Parkinson's disease (PD) is a neurodegenerative disorder characterized by prominent loss of the nigral dopaminergic neurons and motor symptoms, such as resting tremor and bradykinesia. Evidence suggests that neuroinflammation may play a critical role in PD pathogenesis.
Parkinson's disease (PD) is a neurodegenerative disease characterized by selective degeneration of dopaminergic neurons in the substantia nigra. Parkin (which encoded by Park2), an E3 ubiquitin ligase, is the most frequently mutated gene that has casually been linked to autosomal recessive early onset familial PD.
Increasing evidence suggests that traumatic brain injury (TBI) may raise the risk of developing late-onset Parkinson's disease (PD). Recently, the peroxisome proliferation-activated receptor gamma (PPARγ) agonist pioglitazone has been demonstrated to be neuroprotective in animal models of neurodegeneration.

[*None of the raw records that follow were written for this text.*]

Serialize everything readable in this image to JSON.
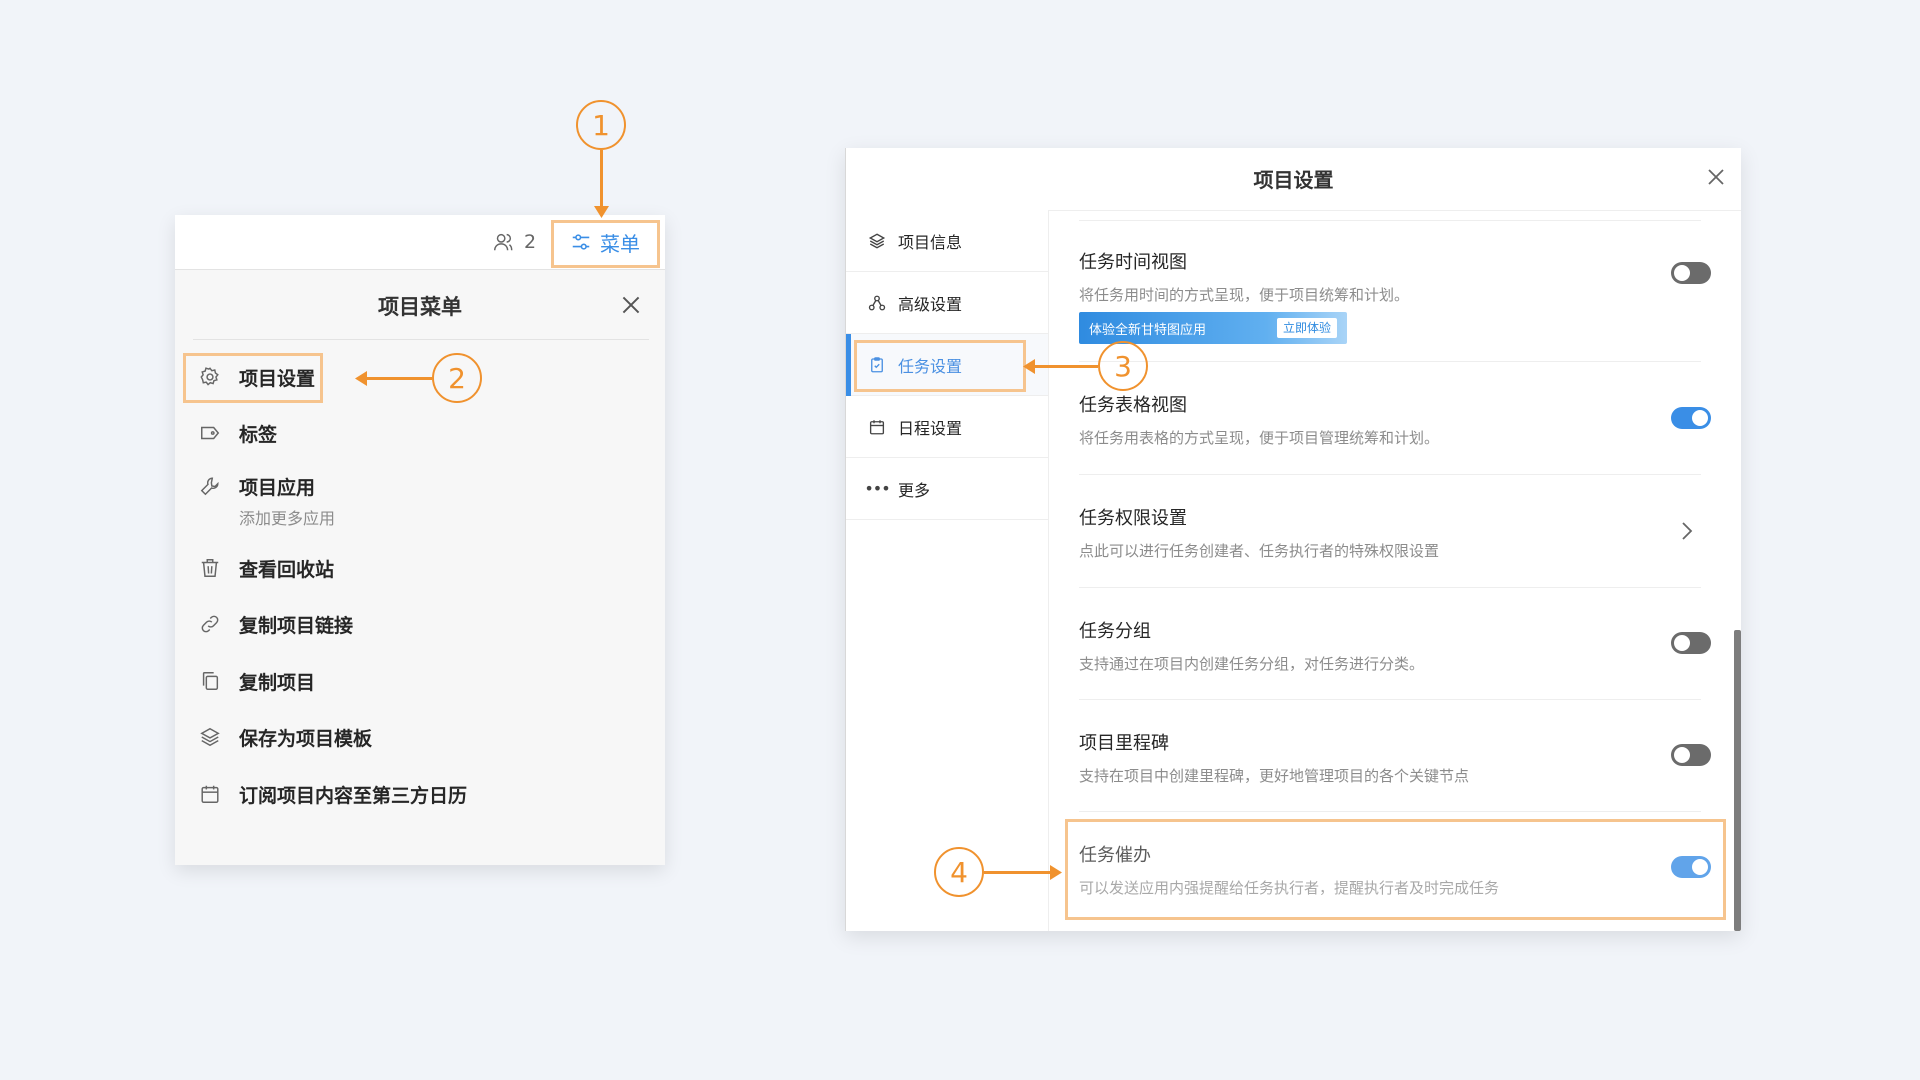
{
  "left_panel": {
    "member_count": "2",
    "menu_button_label": "菜单",
    "title": "项目菜单",
    "items": [
      {
        "label": "项目设置",
        "icon": "gear-icon"
      },
      {
        "label": "标签",
        "icon": "tag-icon"
      },
      {
        "label": "项目应用",
        "sub": "添加更多应用",
        "icon": "wrench-icon"
      },
      {
        "label": "查看回收站",
        "icon": "trash-icon"
      },
      {
        "label": "复制项目链接",
        "icon": "link-icon"
      },
      {
        "label": "复制项目",
        "icon": "copy-icon"
      },
      {
        "label": "保存为项目模板",
        "icon": "layers-icon"
      },
      {
        "label": "订阅项目内容至第三方日历",
        "icon": "calendar-icon"
      }
    ]
  },
  "right_panel": {
    "title": "项目设置",
    "sidebar": [
      {
        "label": "项目信息",
        "icon": "layers-icon"
      },
      {
        "label": "高级设置",
        "icon": "nodes-icon"
      },
      {
        "label": "任务设置",
        "icon": "clipboard-icon",
        "active": true
      },
      {
        "label": "日程设置",
        "icon": "calendar-icon"
      },
      {
        "label": "更多",
        "icon": "more-icon"
      }
    ],
    "settings": [
      {
        "title": "任务时间视图",
        "desc": "将任务用时间的方式呈现，便于项目统筹和计划。",
        "control": "toggle",
        "on": false
      },
      {
        "title": "任务表格视图",
        "desc": "将任务用表格的方式呈现，便于项目管理统筹和计划。",
        "control": "toggle",
        "on": true
      },
      {
        "title": "任务权限设置",
        "desc": "点此可以进行任务创建者、任务执行者的特殊权限设置",
        "control": "chevron"
      },
      {
        "title": "任务分组",
        "desc": "支持通过在项目内创建任务分组，对任务进行分类。",
        "control": "toggle",
        "on": false
      },
      {
        "title": "项目里程碑",
        "desc": "支持在项目中创建里程碑，更好地管理项目的各个关键节点",
        "control": "toggle",
        "on": false
      },
      {
        "title": "任务催办",
        "desc": "可以发送应用内强提醒给任务执行者，提醒执行者及时完成任务",
        "control": "toggle",
        "on": true
      }
    ],
    "promo": {
      "text": "体验全新甘特图应用",
      "button": "立即体验"
    }
  },
  "callouts": [
    "1",
    "2",
    "3",
    "4"
  ],
  "colors": {
    "accent": "#3a8ee6",
    "callout": "#f0922e",
    "highlight": "#f6c48e"
  }
}
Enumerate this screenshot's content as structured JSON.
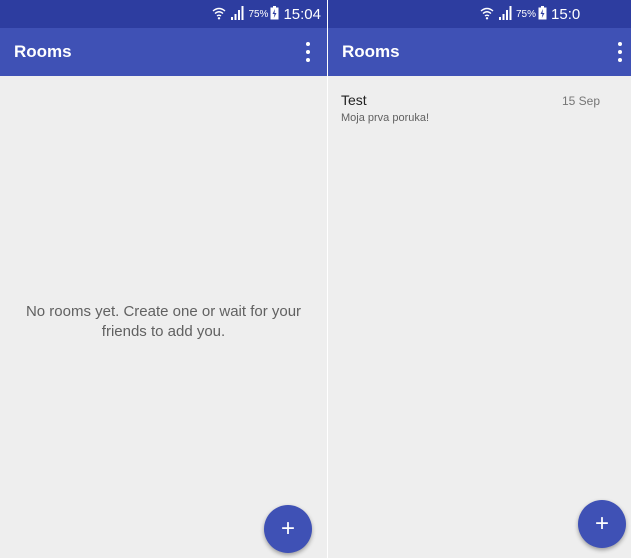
{
  "colors": {
    "status_bar": "#2d3da0",
    "app_bar": "#3f51b5",
    "background": "#eeeeee",
    "fab": "#3f51b5"
  },
  "status_bar": {
    "battery": "75%",
    "time_left": "15:04",
    "time_right": "15:0"
  },
  "icons": {
    "wifi": "wifi-icon",
    "signal": "signal-icon",
    "battery": "battery-icon",
    "menu": "more-vert-icon",
    "fab": "plus-icon"
  },
  "left_screen": {
    "title": "Rooms",
    "empty_message": "No rooms yet. Create one or wait for your friends to add you.",
    "fab_label": "+"
  },
  "right_screen": {
    "title": "Rooms",
    "rooms": [
      {
        "name": "Test",
        "date": "15 Sep",
        "preview": "Moja prva poruka!"
      }
    ],
    "fab_label": "+"
  }
}
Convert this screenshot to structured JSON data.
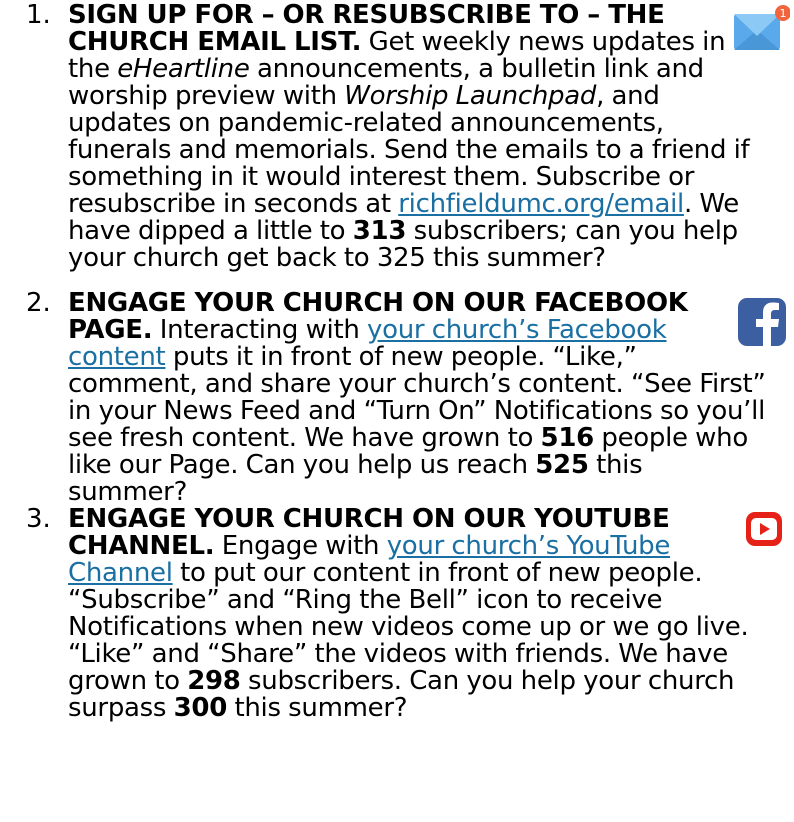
{
  "items": [
    {
      "number": "1.",
      "title": "SIGN UP FOR – OR RESUBSCRIBE TO – THE CHURCH EMAIL LIST.",
      "t1": " Get weekly news updates in the ",
      "i1": "eHeartline",
      "t2": " announcements, a bulletin link and worship preview with ",
      "i2": "Worship Launchpad",
      "t3": ", and updates on pandemic-related announcements, funerals and memorials. Send the emails to a friend if something in it would interest them. Subscribe or resubscribe in seconds at ",
      "link": "richfieldumc.org/email",
      "t4": ". We have dipped a little to ",
      "n1": "313",
      "t5": " subscribers; can you help your church get back to 325 this summer?",
      "icon": "email-icon",
      "badge": "1"
    },
    {
      "number": "2.",
      "title": "ENGAGE YOUR CHURCH ON OUR FACEBOOK PAGE.",
      "t1": " Interacting with ",
      "link": "your church’s Facebook content",
      "t2": " puts it in front of new people. “Like,” comment, and share your church’s content. “See First” in your News Feed and “Turn On” Notifications so you’ll see fresh content. We have grown to ",
      "n1": "516",
      "t3": " people who like our Page. Can you help us reach ",
      "n2": "525",
      "t4": " this summer?",
      "icon": "facebook-icon"
    },
    {
      "number": "3.",
      "title": "ENGAGE YOUR CHURCH ON OUR YOUTUBE CHANNEL.",
      "t1": " Engage with ",
      "link": "your church’s YouTube Channel",
      "t2": " to put our content in front of new people. “Subscribe” and “Ring the Bell” icon to receive Notifications when new videos come up or we go live. “Like” and “Share” the videos with friends. We have grown to ",
      "n1": "298",
      "t3": " subscribers. Can you help your church surpass ",
      "n2": "300",
      "t4": " this summer?",
      "icon": "youtube-icon"
    }
  ],
  "colors": {
    "link": "#1a6fa3",
    "email_icon": "#5aa9ea",
    "badge": "#f0653e",
    "facebook": "#3b5fa0",
    "youtube": "#e62117"
  }
}
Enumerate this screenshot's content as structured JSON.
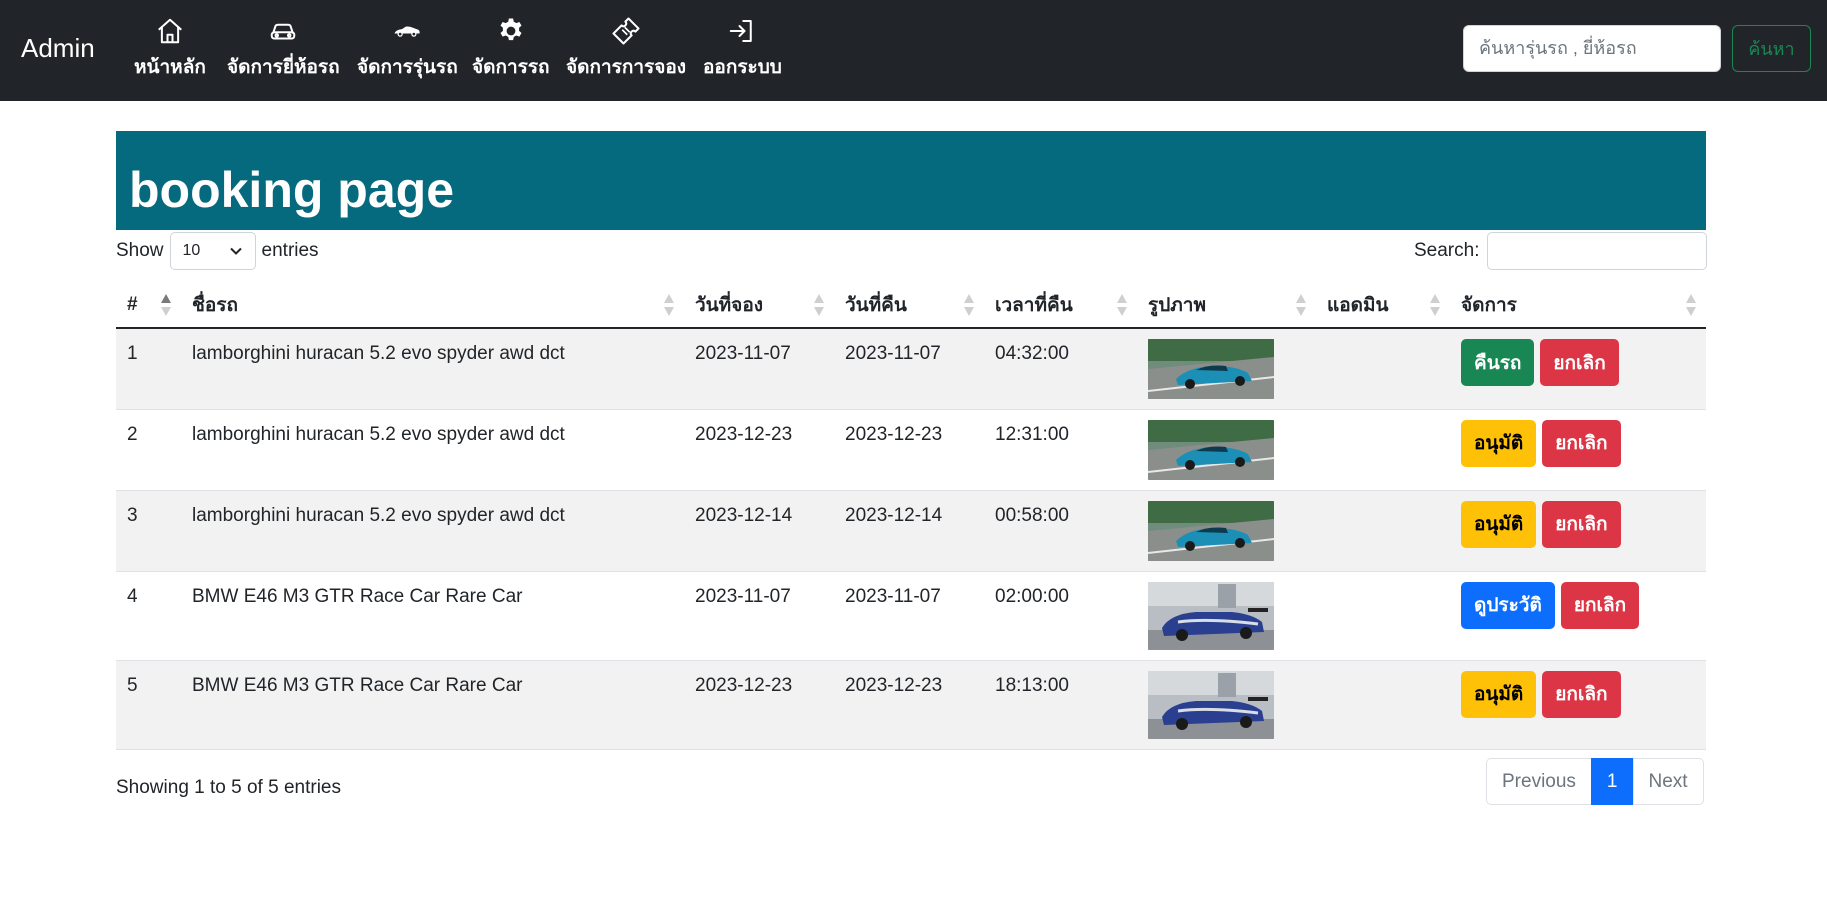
{
  "navbar": {
    "brand": "Admin",
    "items": [
      {
        "label": "หน้าหลัก",
        "icon": "house-icon"
      },
      {
        "label": "จัดการยี่ห้อรถ",
        "icon": "car-front-icon"
      },
      {
        "label": "จัดการรุ่นรถ",
        "icon": "sports-car-icon"
      },
      {
        "label": "จัดการรถ",
        "icon": "gear-icon"
      },
      {
        "label": "จัดการการจอง",
        "icon": "ticket-icon"
      },
      {
        "label": "ออกระบบ",
        "icon": "logout-icon"
      }
    ],
    "search_placeholder": "ค้นหารุ่นรถ , ยี่ห้อรถ",
    "search_button": "ค้นหา"
  },
  "page": {
    "title": "booking page"
  },
  "table_controls": {
    "show_label": "Show",
    "length_value": "10",
    "entries_label": "entries",
    "search_label": "Search:"
  },
  "table": {
    "columns": [
      "#",
      "ชื่อรถ",
      "วันที่จอง",
      "วันที่คืน",
      "เวลาที่คืน",
      "รูปภาพ",
      "แอดมิน",
      "จัดการ"
    ],
    "rows": [
      {
        "no": "1",
        "car": "lamborghini huracan 5.2 evo spyder awd dct",
        "booking_date": "2023-11-07",
        "return_date": "2023-11-07",
        "return_time": "04:32:00",
        "image": "lamborghini-photo",
        "admin": "",
        "actions": [
          {
            "label": "คืนรถ",
            "style": "success"
          },
          {
            "label": "ยกเลิก",
            "style": "danger"
          }
        ]
      },
      {
        "no": "2",
        "car": "lamborghini huracan 5.2 evo spyder awd dct",
        "booking_date": "2023-12-23",
        "return_date": "2023-12-23",
        "return_time": "12:31:00",
        "image": "lamborghini-photo",
        "admin": "",
        "actions": [
          {
            "label": "อนุมัติ",
            "style": "warning"
          },
          {
            "label": "ยกเลิก",
            "style": "danger"
          }
        ]
      },
      {
        "no": "3",
        "car": "lamborghini huracan 5.2 evo spyder awd dct",
        "booking_date": "2023-12-14",
        "return_date": "2023-12-14",
        "return_time": "00:58:00",
        "image": "lamborghini-photo",
        "admin": "",
        "actions": [
          {
            "label": "อนุมัติ",
            "style": "warning"
          },
          {
            "label": "ยกเลิก",
            "style": "danger"
          }
        ]
      },
      {
        "no": "4",
        "car": "BMW E46 M3 GTR Race Car Rare Car",
        "booking_date": "2023-11-07",
        "return_date": "2023-11-07",
        "return_time": "02:00:00",
        "image": "bmw-photo",
        "admin": "",
        "actions": [
          {
            "label": "ดูประวัติ",
            "style": "primary"
          },
          {
            "label": "ยกเลิก",
            "style": "danger"
          }
        ]
      },
      {
        "no": "5",
        "car": "BMW E46 M3 GTR Race Car Rare Car",
        "booking_date": "2023-12-23",
        "return_date": "2023-12-23",
        "return_time": "18:13:00",
        "image": "bmw-photo",
        "admin": "",
        "actions": [
          {
            "label": "อนุมัติ",
            "style": "warning"
          },
          {
            "label": "ยกเลิก",
            "style": "danger"
          }
        ]
      }
    ]
  },
  "footer": {
    "info": "Showing 1 to 5 of 5 entries",
    "pagination": {
      "previous": "Previous",
      "current": "1",
      "next": "Next"
    }
  },
  "colors": {
    "navbar_bg": "#212529",
    "banner_bg": "#056a7d",
    "success": "#198754",
    "danger": "#dc3545",
    "warning": "#ffc107",
    "primary": "#0d6efd"
  }
}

Approximately, 7–10 million people in the world suffer from Parkinson's disease (PD). Recently, increasing evidence has suggested the protective effect of estrogens against nigrostriatal dopaminergic damage in PD.